(that by the way is the first result pulled up on Google for "amazon unionizing workers." This is not difficult info to find). I do think they provide a valuable service, but I don't believe any company should ever grow as large as they have, nor should its founder ever be allowed to amass as much wealth as Bezos has (here's a visualization of just how removed he is from the rest of the world, in case you've ever had trouble picturing it in your mind, as I did: https://mkorostoff.github.io/1-pixel-wealth/
A good amount of my impulse/extraneous purchasing has been done through Amazon, so I'm putting the breaks on that for now. I'm currently building up a list of good Amazon alternatives for various products that I will probably share here at some point.
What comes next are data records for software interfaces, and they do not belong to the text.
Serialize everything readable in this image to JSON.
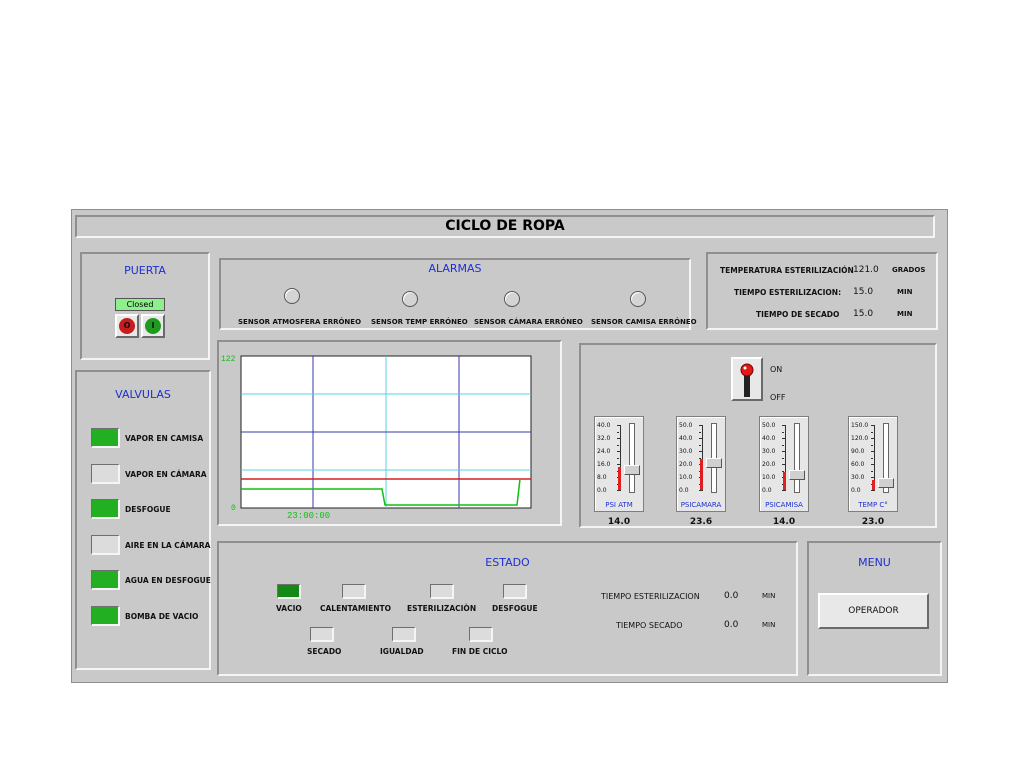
{
  "title": "CICLO DE ROPA",
  "puerta": {
    "title": "PUERTA",
    "status": "Closed",
    "btn_off": "O",
    "btn_on": "I"
  },
  "valvulas": {
    "title": "VALVULAS",
    "items": [
      {
        "label": "VAPOR EN CAMISA",
        "state": "on"
      },
      {
        "label": "VAPOR EN CÁMARA",
        "state": "off"
      },
      {
        "label": "DESFOGUE",
        "state": "on"
      },
      {
        "label": "AIRE EN LA CÁMARA",
        "state": "off"
      },
      {
        "label": "AGUA EN DESFOGUE",
        "state": "on"
      },
      {
        "label": "BOMBA DE VACIO",
        "state": "on"
      }
    ]
  },
  "alarmas": {
    "title": "ALARMAS",
    "items": [
      {
        "label": "SENSOR ATMOSFERA ERRÓNEO"
      },
      {
        "label": "SENSOR TEMP ERRÓNEO"
      },
      {
        "label": "SENSOR CÁMARA  ERRÓNEO"
      },
      {
        "label": "SENSOR CAMISA ERRÓNEO"
      }
    ]
  },
  "parametros": {
    "rows": [
      {
        "label": "TEMPERATURA ESTERILIZACIÓN",
        "value": "121.0",
        "unit": "GRADOS"
      },
      {
        "label": "TIEMPO ESTERILIZACION:",
        "value": "15.0",
        "unit": "MIN"
      },
      {
        "label": "TIEMPO DE SECADO",
        "value": "15.0",
        "unit": "MIN"
      }
    ]
  },
  "chart": {
    "y_max_label": "122",
    "y_min_label": "0",
    "time_label": "23:00:00"
  },
  "switch": {
    "on_label": "ON",
    "off_label": "OFF"
  },
  "sliders": [
    {
      "name": "PSI ATM",
      "value": "14.0",
      "ticks": [
        "40.0",
        "32.0",
        "24.0",
        "16.0",
        "8.0",
        "0.0"
      ],
      "fraction": 0.35
    },
    {
      "name": "PSICAMARA",
      "value": "23.6",
      "ticks": [
        "50.0",
        "40.0",
        "30.0",
        "20.0",
        "10.0",
        "0.0"
      ],
      "fraction": 0.47
    },
    {
      "name": "PSICAMISA",
      "value": "14.0",
      "ticks": [
        "50.0",
        "40.0",
        "30.0",
        "20.0",
        "10.0",
        "0.0"
      ],
      "fraction": 0.28
    },
    {
      "name": "TEMP C°",
      "value": "23.0",
      "ticks": [
        "150.0",
        "120.0",
        "90.0",
        "60.0",
        "30.0",
        "0.0"
      ],
      "fraction": 0.15
    }
  ],
  "estado": {
    "title": "ESTADO",
    "steps": [
      {
        "label": "VACIO",
        "state": "on"
      },
      {
        "label": "CALENTAMIENTO",
        "state": "off"
      },
      {
        "label": "ESTERILIZACIÒN",
        "state": "off"
      },
      {
        "label": "DESFOGUE",
        "state": "off"
      },
      {
        "label": "SECADO",
        "state": "off"
      },
      {
        "label": "IGUALDAD",
        "state": "off"
      },
      {
        "label": "FIN DE CICLO",
        "state": "off"
      }
    ],
    "timers": [
      {
        "label": "TIEMPO ESTERILIZACION",
        "value": "0.0",
        "unit": "MIN"
      },
      {
        "label": "TIEMPO SECADO",
        "value": "0.0",
        "unit": "MIN"
      }
    ]
  },
  "menu": {
    "title": "MENU",
    "button": "OPERADOR"
  },
  "colors": {
    "led_on": "#22b022",
    "led_off": "#dcdcdc",
    "title_blue": "#1c2fd3",
    "trend_red": "#d42020",
    "trend_green": "#10c010"
  }
}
I'm at the point now where I can sometimes afford to spend a bit more in order to support businesses that aren't as ubiquitous as the Big A--and I do acknowledge that this is a privileged position that not many share. In fact, that is precisely why I try to exercise it as much as possible, because I can (hopefully) help in ways that others can't.
Minimize my impact on the Earth
Everything I buy or order has to be shipped across the country to get to me, and therefore contributes to CO2 output. Once it gets there, whether at my front door or after it's been brought home from a local store, I'm always struck by how much packaging I have to throw away after it's opened. In the past I did my best to recycle what I could, but that's not really an option anymore
. So I do my best to lessen my dependence on plastics and one-time-use items, and I do without extra packaging wherever possible. That said, I'm not
a big fan of most bulk stores that require you to bring your own packaging for things. I'd venture to guess that 95% of the U.S. doesn't even have access to these places, and wouldn't be able to afford the markup if they did. It also requires a substantial change in habits and day-to-day life to make bulk purchases work, and most people just don't have that option. I guess this is an exception to the "helping in ways that others can't" point I made above, but I think the difference is that I just think most of these stores won't ever work long term for most people.
I loathe consumer culture
I still struggle to express in words how much I hate everything about consumerism. I hate the drive to fill our lives with things as a replacement for self expression, I hate the wastefulness, and the "infinite growth" mindset it's all based on is ridiculous. Fast fashion, shopping as a hobby (or worse, as therapy), buying your way out of problems, and "fear of missing out" are all ideas that serve to make the rich richer at my expense. And perhaps because I spend so much time in front of computers and online, I've grown tired of being the product. Sometimes the only way I can best protest things like these is to do my best to not participate at all.
I put this one last because I'm not a hugely
spiritual person, and also this is a highly personal thing that will resonate differently with everyone depending on their own faith. However, one thing most faiths have in common, I think, is that they do try to separate us from our fixation on "things," and turn us inward. Consumerism is the exact opposite of this pursuit; it encourages us to find satisfaction with the things we buy. There's been an entire body of research showing that advertising's primary focus is on making us feel like we're lacking in some way, since evidently this is the best way to make us part with our money. I won't rehash what smarter people than me have already figured out, but the info is out there if you're interesting in finding it.
I have a number of little thoughts here and there about how I'm accomplishing this low-buy goal of mine, and ways in which I haven't
been able to accomplish it, so I'll probably be posting those in the future at some point. I hope this, however, can serve as an explanation and jumping point for anyone who has questions about why I spend so much time thinking about this sort of thing.